Rosemary Rivera & Mercedes Phelan, Guest Essayists
With controversies claiming most of the headlines, it’s easy to overlook successes in the Rochester City School District. Last month, the Children’s Agenda, in collaboration with Citizen Action and the Alliance for Quality Education, released a major report on the impact of our school climate work on academic performance. The recommendations presented in this report offer a clear path forward for a district in crisis.
When faced with a deteriorating school climate, members of our community stepped up and formed a task force that led to major reforms in the district, including a new code of conduct, restorative justice training in over 20 schools, the establishment of Help Zones for students, and the Victorious Minds Academy anti-racism initiative.
It’s no coincidence that Distinguished Educator Jaime Aquino lifted up school climate as one of the key success stories in the district. Community leaders worked collaboratively with the district for years to achieve and implement these reforms.

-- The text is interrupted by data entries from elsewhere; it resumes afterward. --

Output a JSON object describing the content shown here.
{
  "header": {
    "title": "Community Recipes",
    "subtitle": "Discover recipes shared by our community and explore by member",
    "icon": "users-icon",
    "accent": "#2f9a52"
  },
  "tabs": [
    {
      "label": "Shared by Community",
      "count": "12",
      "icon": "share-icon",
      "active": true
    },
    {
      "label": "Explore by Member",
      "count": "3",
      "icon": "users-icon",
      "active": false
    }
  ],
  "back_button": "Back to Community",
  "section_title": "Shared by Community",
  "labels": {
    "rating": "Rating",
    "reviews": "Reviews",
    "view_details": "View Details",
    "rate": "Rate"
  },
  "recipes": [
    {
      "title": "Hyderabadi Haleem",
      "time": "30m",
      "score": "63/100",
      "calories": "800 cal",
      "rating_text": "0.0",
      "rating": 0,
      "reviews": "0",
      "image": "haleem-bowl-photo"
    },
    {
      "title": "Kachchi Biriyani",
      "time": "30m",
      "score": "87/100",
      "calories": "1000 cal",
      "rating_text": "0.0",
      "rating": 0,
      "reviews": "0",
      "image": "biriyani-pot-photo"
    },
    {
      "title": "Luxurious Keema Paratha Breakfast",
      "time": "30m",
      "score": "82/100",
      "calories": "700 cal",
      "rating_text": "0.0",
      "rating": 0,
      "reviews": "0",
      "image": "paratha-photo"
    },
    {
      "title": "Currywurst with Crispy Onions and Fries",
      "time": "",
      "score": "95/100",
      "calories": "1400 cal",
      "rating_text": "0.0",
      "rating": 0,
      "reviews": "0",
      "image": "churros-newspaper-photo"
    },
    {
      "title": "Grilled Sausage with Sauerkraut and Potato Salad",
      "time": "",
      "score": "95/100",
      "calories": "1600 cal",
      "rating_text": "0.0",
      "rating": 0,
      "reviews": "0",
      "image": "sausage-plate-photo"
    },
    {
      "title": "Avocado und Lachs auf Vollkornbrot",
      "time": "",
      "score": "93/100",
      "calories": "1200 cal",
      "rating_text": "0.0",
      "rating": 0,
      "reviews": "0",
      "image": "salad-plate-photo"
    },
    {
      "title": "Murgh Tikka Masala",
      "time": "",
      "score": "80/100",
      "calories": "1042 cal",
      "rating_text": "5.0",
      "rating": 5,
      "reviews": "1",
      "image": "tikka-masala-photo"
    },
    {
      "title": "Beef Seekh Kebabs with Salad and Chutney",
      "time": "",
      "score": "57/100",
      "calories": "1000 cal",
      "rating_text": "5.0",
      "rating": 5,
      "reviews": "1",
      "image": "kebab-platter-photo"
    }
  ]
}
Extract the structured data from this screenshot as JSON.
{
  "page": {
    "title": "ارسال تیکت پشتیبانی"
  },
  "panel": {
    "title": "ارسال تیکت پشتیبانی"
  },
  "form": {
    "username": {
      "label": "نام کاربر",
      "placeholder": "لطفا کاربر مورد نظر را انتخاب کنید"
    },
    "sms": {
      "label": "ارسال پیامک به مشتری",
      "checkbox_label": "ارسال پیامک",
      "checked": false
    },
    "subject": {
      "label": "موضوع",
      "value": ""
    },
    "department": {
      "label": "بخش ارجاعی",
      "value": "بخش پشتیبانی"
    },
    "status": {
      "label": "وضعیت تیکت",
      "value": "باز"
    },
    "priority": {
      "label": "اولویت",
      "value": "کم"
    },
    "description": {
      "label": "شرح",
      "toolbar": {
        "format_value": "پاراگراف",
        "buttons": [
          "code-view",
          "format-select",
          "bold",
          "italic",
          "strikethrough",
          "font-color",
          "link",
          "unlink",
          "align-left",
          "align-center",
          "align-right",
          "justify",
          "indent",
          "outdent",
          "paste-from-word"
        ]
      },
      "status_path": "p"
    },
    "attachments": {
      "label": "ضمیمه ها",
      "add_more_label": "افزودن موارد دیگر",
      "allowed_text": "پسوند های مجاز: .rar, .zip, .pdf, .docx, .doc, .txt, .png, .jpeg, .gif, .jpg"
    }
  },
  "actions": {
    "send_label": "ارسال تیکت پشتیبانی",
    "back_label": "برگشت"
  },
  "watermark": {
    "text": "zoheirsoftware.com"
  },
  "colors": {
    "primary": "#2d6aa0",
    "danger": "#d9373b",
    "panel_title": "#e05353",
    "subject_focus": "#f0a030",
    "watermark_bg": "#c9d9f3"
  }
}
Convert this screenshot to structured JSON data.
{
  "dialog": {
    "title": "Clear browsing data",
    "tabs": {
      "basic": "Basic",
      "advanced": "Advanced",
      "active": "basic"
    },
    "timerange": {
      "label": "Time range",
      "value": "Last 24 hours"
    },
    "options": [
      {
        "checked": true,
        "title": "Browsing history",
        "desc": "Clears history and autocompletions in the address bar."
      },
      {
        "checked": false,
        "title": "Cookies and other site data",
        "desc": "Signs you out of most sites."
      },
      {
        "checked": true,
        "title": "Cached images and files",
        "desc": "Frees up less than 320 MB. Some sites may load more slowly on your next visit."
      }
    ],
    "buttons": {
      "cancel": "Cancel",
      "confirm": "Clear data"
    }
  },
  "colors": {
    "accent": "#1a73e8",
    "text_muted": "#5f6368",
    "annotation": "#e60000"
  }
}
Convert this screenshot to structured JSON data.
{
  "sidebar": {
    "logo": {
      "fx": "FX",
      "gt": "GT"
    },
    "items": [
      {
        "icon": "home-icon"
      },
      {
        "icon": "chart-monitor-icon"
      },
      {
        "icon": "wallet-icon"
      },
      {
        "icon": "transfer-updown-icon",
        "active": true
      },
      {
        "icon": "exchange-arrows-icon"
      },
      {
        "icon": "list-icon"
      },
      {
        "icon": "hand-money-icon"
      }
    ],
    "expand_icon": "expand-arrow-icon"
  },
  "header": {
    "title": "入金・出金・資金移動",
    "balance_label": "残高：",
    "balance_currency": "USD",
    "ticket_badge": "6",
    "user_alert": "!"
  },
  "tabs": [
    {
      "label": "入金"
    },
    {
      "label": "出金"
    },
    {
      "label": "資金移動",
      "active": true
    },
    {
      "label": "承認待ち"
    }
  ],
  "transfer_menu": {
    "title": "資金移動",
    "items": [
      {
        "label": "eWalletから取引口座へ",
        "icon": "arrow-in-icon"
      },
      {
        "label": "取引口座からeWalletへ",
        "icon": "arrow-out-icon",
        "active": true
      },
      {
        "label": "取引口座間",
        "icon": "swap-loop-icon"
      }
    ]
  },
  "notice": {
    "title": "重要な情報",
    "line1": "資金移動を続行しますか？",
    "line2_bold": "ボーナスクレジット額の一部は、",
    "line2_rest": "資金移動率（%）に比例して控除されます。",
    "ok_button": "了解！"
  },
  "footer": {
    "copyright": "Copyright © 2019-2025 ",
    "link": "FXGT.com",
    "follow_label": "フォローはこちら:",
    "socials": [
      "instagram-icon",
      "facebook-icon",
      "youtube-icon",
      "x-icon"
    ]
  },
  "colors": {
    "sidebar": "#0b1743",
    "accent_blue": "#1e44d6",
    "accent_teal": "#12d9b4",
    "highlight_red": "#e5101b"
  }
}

What we didn’t anticipate was the significant impact these reforms would have on academics. After passing the new code of conduct in 2016, there were 3,032 fewer suspensions in the district—a 27 percent drop. During that same period, course failures decreased by 28 percent among suspended students, with the biggest improvement among students who were suspended for ten days or more.
It’s not hard to understand how being removed from the classroom for a week or more can disrupt a student’s education. Even after returning, it can be difficult for students to get back on track.
We have an opportunity to build on strength and turn our schools into the joyful spaces we know they can be. That starts with building strong, healthy relationships in the school community, which is why we need a district-wide implementation of restorative practices and increased staffing for the Roc Restorative Team.
This doesn’t mean eliminating suspensions outright, but instead emphasizing alternatives that aim to repair and reduce harm caused to students, parents, and teachers.
We also need to ban suspensions for K-2 students and cap long-term suspensions at 20 days. Suspending young learners hurts their development and sets them up to struggle as they move up to the next grade.
Lastly, we must adopt the recommendations made by the School Climate Advisory Committee, which were presented to the board of education in the fall.
Change won’t happen overnight. But creating supportive learning spaces that recognize the long-term effects of poverty, trauma, and racism can go a long way toward transforming our district.
Rosemary Rivera is co-executive director and Mercedes Phelan is Rochester lead organizer of Citizen Action of New York.